So, this sounds pretty dire. Surely, it does! But, however it might seem, these current truisms don’t mark the death of photography careers or the photography business. The world itself needs and uses and exploits and thrives on photographic images more than ever, and this new digital environment will generate new routes and opportunities for smart, flexible, forward-thinking photographers. After every revolution there are losers in the rubble and winners who struggle up over the ramparts. Our digital revolution—perhaps the biggest upheaval in hundreds of years—has already produced its share of losers, including all those age-old routes and recipes for photo success. But the winners will certainly emerge, too. Young photographers need build the new roads that people like me once travelled on so easily; your success will be had when you’ve figured out a brand new route through the jungle, and you’re the first one to reach Shangri-La.
Jamie Diamond: Just make the work, everything else is secondary.
Chris Arnade: Take risks, either emotionally, physically, economically, or logistically. My best pictures have come when I am slightly outside of my comfort zone- either in a crack house at 3 am, or in a place I have been told I shouldn’t be. Take pictures for you, not for anyone else. If you don’t enjoy it and respect the people you are working with, then it will show in your photos. Not sure how, but it just does.
Henry Horenstein: Work hard; be original.
Lucas Foglia: Photograph what you feel is urgent, and what you are excited to talk about. Then go out and talk about it.
Eirik Johnson: My advice is fairly simple. Be persistent. Rejection is a fairly commonplace occurrence; however, you have to be able to shake it off. I have a nice stack of letters of rejection from over the past 20 years or so. Whenever I receive a rejection (for a grant I’d applied for or from a photo editor I’d met), I like to immediately turn my attention to what’s next: a new project, a new opportunity.
Amy Lombard: Every single thing you do in life matters. Be aware of that, and more importantly, be proactive about it. It could be something as simple as seeing a certain film, making a new friend, or taking a job you would never expect yourself to do. It’s sort of the mentality that your life is a movie and in the grand scheme of things, these little moments affect your vision and career in ways you might not realize at the time. For me personally, I can tie specific projects or photographs I had taken that were ultimately a response to one of these instances.
Chloe Aftel: This is a hard business, and it demands all you have to develop a style and figure out how to make that work.
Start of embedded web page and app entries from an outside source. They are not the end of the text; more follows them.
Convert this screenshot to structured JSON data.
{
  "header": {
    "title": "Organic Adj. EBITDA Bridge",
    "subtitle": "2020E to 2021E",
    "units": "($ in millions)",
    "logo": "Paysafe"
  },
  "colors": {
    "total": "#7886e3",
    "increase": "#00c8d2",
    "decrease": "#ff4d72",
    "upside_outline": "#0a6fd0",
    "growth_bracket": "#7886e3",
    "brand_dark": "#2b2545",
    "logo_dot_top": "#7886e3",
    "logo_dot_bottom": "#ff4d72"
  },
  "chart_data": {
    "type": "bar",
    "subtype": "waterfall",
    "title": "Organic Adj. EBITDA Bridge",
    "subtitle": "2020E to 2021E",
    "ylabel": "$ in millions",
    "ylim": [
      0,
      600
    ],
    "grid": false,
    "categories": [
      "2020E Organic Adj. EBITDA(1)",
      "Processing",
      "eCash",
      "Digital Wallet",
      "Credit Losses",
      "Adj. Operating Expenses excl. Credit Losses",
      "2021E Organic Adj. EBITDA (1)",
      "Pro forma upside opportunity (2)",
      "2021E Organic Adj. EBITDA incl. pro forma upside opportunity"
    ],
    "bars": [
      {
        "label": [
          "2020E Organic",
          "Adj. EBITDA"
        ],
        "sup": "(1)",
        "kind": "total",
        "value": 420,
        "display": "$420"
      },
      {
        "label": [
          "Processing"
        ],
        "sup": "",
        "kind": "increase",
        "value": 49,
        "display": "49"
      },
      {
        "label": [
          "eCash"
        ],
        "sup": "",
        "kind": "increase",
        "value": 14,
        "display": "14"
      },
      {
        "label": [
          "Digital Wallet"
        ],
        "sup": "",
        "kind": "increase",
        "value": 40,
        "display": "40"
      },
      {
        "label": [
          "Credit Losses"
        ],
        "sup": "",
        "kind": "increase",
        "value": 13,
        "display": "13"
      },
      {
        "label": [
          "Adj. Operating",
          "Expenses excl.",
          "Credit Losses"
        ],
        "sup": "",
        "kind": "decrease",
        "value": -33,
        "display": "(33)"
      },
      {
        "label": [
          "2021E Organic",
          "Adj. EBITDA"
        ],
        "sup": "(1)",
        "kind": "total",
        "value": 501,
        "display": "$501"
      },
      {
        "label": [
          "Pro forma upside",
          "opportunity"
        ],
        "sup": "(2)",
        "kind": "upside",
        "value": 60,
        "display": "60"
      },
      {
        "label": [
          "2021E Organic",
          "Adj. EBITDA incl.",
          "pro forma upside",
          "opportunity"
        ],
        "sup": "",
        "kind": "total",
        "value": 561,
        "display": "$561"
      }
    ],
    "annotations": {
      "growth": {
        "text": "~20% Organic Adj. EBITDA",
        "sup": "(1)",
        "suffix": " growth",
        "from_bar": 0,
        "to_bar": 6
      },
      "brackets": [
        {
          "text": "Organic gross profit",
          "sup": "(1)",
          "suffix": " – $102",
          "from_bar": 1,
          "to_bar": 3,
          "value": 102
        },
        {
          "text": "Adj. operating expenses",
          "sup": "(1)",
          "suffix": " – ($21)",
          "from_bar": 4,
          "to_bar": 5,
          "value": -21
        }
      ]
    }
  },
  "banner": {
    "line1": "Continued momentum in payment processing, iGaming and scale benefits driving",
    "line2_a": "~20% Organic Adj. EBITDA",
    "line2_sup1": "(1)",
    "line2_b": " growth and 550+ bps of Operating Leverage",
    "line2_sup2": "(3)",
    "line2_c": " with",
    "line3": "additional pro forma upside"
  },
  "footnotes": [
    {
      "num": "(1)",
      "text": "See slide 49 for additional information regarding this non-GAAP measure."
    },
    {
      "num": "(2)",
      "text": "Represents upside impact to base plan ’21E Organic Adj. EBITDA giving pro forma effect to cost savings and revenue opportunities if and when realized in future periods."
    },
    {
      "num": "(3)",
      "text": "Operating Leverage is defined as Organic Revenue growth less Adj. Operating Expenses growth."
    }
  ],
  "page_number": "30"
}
No matter what, find your own look, don’t what what other people are doing, don’t just what you think will sell. Figure out what matters to you, and then find a way to make that commercially viable.
Julia Fullerton-Batten: As an emerging photographer, it is important for you to enter competitions. Without at least some success in these, you will need to work harder at your skill development to ensure that you have the ability to become dependent on your photography to earn a living. The next stage is to constantly update your portfolio with your best work, concentrating its content to the areas where you think you want to work. Keep your eyes open and on other photographers’ work, not to copy it, but to get ideas and to evaluate it critically in comparison with your own efforts. Do not neglect the business aspects. Prepare a business plan and review your financial situation, especially keep your overheads low – do not think that you will make your fortune by buying the latest technology. It is your own talent and work ethic that counts most. Finally, keep believing in yourself and your passion – there is no point in just having the idea if are not going to shoot it.